Prompt: Each entry below should be written out exactly as it is, with no pictures.

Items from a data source
*** Begin section ***

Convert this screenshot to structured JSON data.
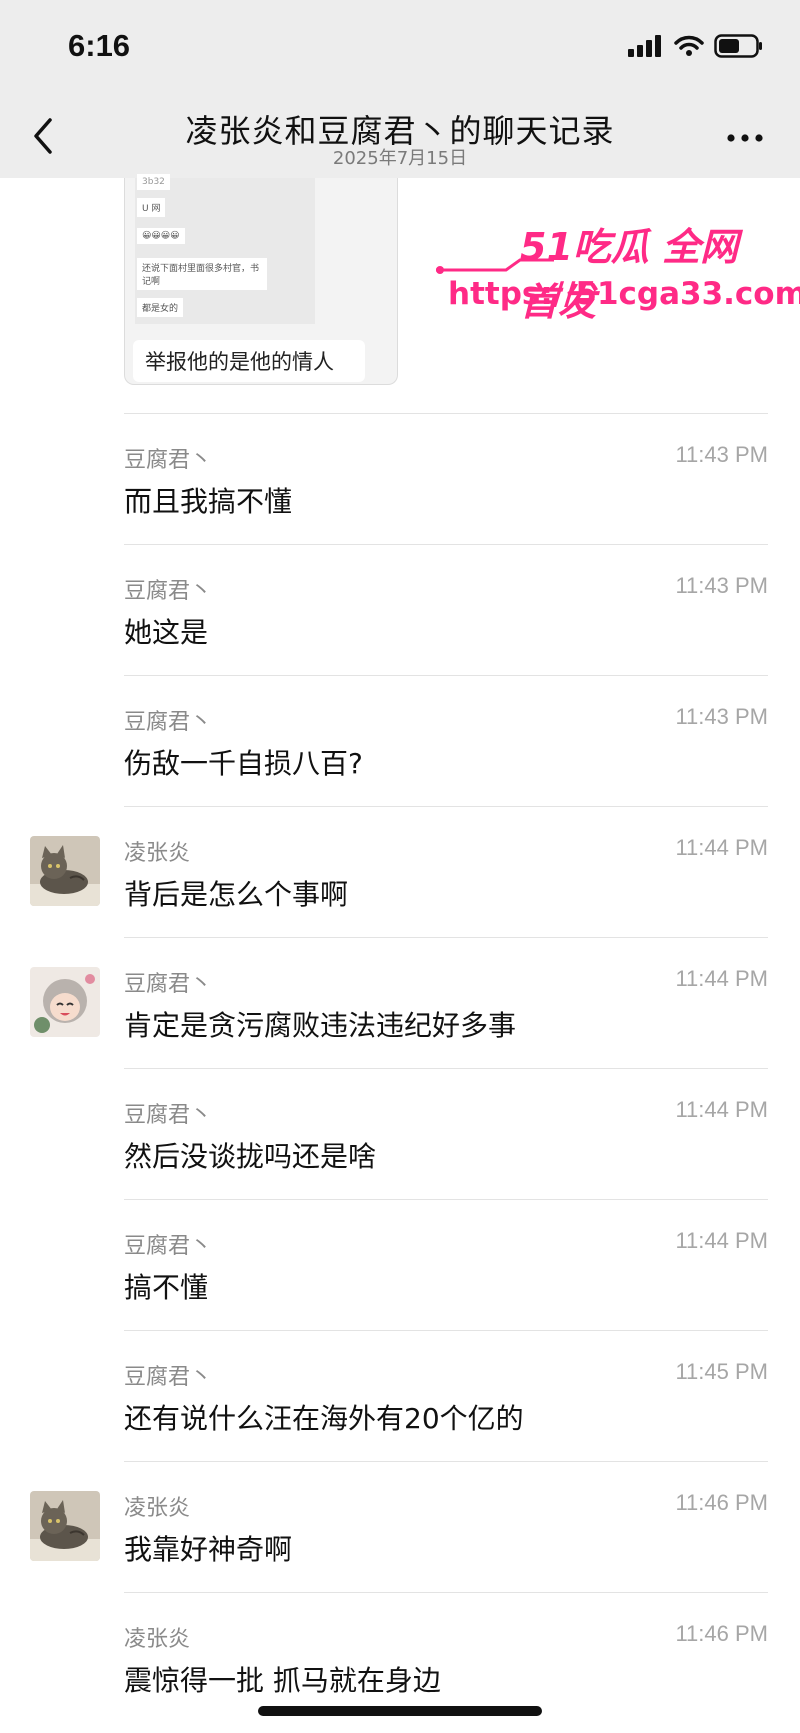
{
  "status": {
    "time": "6:16"
  },
  "header": {
    "title": "凌张炎和豆腐君丶的聊天记录",
    "subtitle": "2025年7月15日"
  },
  "quoted": {
    "mini_lines": [
      "3b32",
      "U 网",
      "😀😀😀😀",
      "还说下面村里面很多村官，书记啊",
      "都是女的"
    ],
    "caption": "举报他的是他的情人"
  },
  "watermark": {
    "brand": "51吃瓜 全网首发",
    "url": "https://51cga33.com"
  },
  "messages": [
    {
      "sender": "豆腐君丶",
      "time": "11:43 PM",
      "text": "而且我搞不懂"
    },
    {
      "sender": "豆腐君丶",
      "time": "11:43 PM",
      "text": "她这是"
    },
    {
      "sender": "豆腐君丶",
      "time": "11:43 PM",
      "text": "伤敌一千自损八百?"
    },
    {
      "sender": "凌张炎",
      "time": "11:44 PM",
      "text": "背后是怎么个事啊"
    },
    {
      "sender": "豆腐君丶",
      "time": "11:44 PM",
      "text": "肯定是贪污腐败违法违纪好多事"
    },
    {
      "sender": "豆腐君丶",
      "time": "11:44 PM",
      "text": "然后没谈拢吗还是啥"
    },
    {
      "sender": "豆腐君丶",
      "time": "11:44 PM",
      "text": "搞不懂"
    },
    {
      "sender": "豆腐君丶",
      "time": "11:45 PM",
      "text": "还有说什么汪在海外有20个亿的"
    },
    {
      "sender": "凌张炎",
      "time": "11:46 PM",
      "text": "我靠好神奇啊"
    },
    {
      "sender": "凌张炎",
      "time": "11:46 PM",
      "text": "震惊得一批 抓马就在身边"
    }
  ],
  "colors": {
    "bar_bg": "#ededed",
    "watermark": "#ff2a86",
    "divider": "#e3e3e3"
  }
}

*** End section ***

Exercise result:
Convert this screenshot to structured JSON data.
{
  "status": {
    "time": "6:16"
  },
  "header": {
    "title": "凌张炎和豆腐君丶的聊天记录",
    "subtitle": "2025年7月15日"
  },
  "quoted": {
    "mini_lines": [
      "3b32",
      "U 网",
      "😀😀😀😀",
      "还说下面村里面很多村官，书记啊",
      "都是女的"
    ],
    "caption": "举报他的是他的情人"
  },
  "watermark": {
    "brand": "51吃瓜 全网首发",
    "url": "https://51cga33.com"
  },
  "messages": [
    {
      "sender": "豆腐君丶",
      "time": "11:43 PM",
      "text": "而且我搞不懂"
    },
    {
      "sender": "豆腐君丶",
      "time": "11:43 PM",
      "text": "她这是"
    },
    {
      "sender": "豆腐君丶",
      "time": "11:43 PM",
      "text": "伤敌一千自损八百?"
    },
    {
      "sender": "凌张炎",
      "time": "11:44 PM",
      "text": "背后是怎么个事啊"
    },
    {
      "sender": "豆腐君丶",
      "time": "11:44 PM",
      "text": "肯定是贪污腐败违法违纪好多事"
    },
    {
      "sender": "豆腐君丶",
      "time": "11:44 PM",
      "text": "然后没谈拢吗还是啥"
    },
    {
      "sender": "豆腐君丶",
      "time": "11:44 PM",
      "text": "搞不懂"
    },
    {
      "sender": "豆腐君丶",
      "time": "11:45 PM",
      "text": "还有说什么汪在海外有20个亿的"
    },
    {
      "sender": "凌张炎",
      "time": "11:46 PM",
      "text": "我靠好神奇啊"
    },
    {
      "sender": "凌张炎",
      "time": "11:46 PM",
      "text": "震惊得一批 抓马就在身边"
    }
  ],
  "colors": {
    "bar_bg": "#ededed",
    "watermark": "#ff2a86",
    "divider": "#e3e3e3"
  }
}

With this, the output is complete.